The unit I received initially had some serious latency issues; within 1-2 minutes of a video playing, the audio would be lagging quite severely. This seemed a bit odd to me, but Tribit told us that early units shipped with this buggy firmware, and would continue to until the old stock sold out in about a week. After I asked about this, Tribit sent over an updated firmware file. Flashing it was a bit of a chore, but it did end up fixing the latency.
For this reason, if you buy an X-Boom now (or less than a week after this review was published), you'll probably have to flash the new firmware. This is a big inconvenience as it requires a Windows machine, but here are the instructions, here's the firmware file, and here's the tool needed to flash the firmware.
The X-Boom only has two real features. The first is something that I've already mentioned quite a few times - the XBASS button. This button really does noticeably increase the bass, and I like that Tribit made it a convenient button right on the speaker. That's a lot easier than having to grab your phone and dig through an app.
The other feature is the ability to daisy-chain two X-Booms; unfortunately, I wasn't able to test this because I only have one. Since there's no companion app, there's no EQ, no Alexa integration, no remote control functions, etc. None of those features really matter to me (and probably most consumers), but given the many UE owners who were pissed by the removal of some, there are clearly people out there who care about them.
The Tribit X-Boom is a fantastic-sounding Bluetooth speaker. If all you care about is sheer audio quality for the money, this is a great buy at $69.99. I'm not a huge fan of the design, but that's not really a consideration for buyers of Bluetooth speakers, and it is very functional. It's also missing features that some of the bigger names have, as well as a companion app, but most people don't use those anyway. The latency is a big problem with early units, but wait a week or so and that should be a non-issue. We've also included files above for that.

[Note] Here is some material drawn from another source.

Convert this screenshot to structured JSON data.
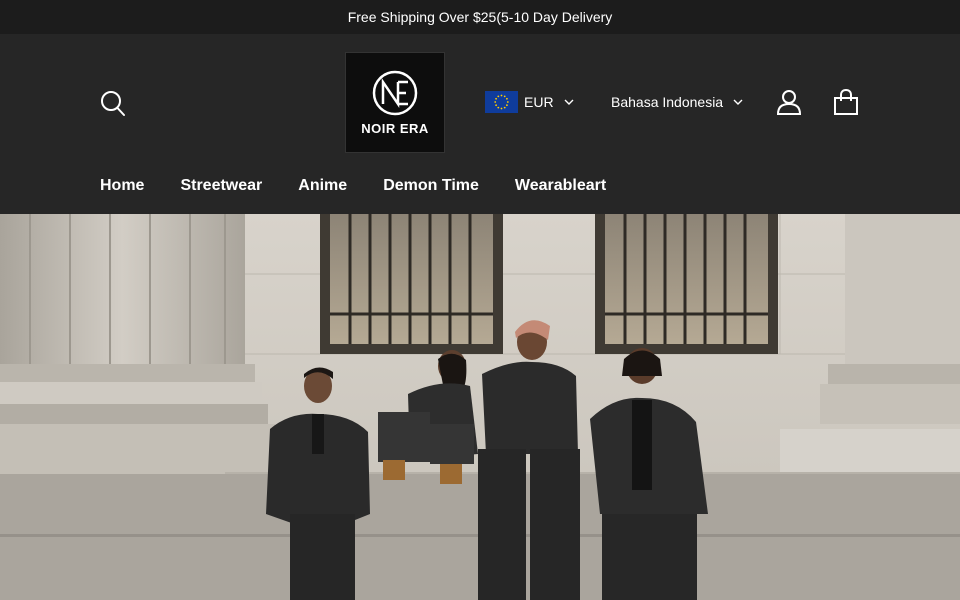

What really matters is the audio quality, and the X-Boom scores high in all aspects of that department. The sound is crisp, the bass really thumps, and it gets loud enough. Plus, the XBASS button is conveniently located and actually works. And as trivial as it may look, the physical "bumping" of the top and bottom is pretty cool to my eyes.
Should you buy it? Yes. The X-Boom's $69.99 MSRP is far lower than, say, the UE BOOM 2 and BLAST. But even though both of those can now be had for around $100, often even less, I'd still go for the X-Boom if it were my money. Tribit somehow managed to make the X-Boom go head-to-head with larger, much more expensive speakers in the marketplace. Ultimate Ears just removed several features from the BOOM line anyway, so the feature difference isn't as large as it once was anyway. If you're in the market for a Bluetooth speaker, I doubt much else will come close to the bang-for-buck that this offers.
Tribit is currently offering a 15% discount for its 1-year anniversary, bringing the price down to an even better $59.49. Use code XBOOM828 at checkout from now until September 29th to get the deal. Bear in mind, however, that early units will ship with the latency-riddled firmware, so I'd try waiting until the last few days to pick one up.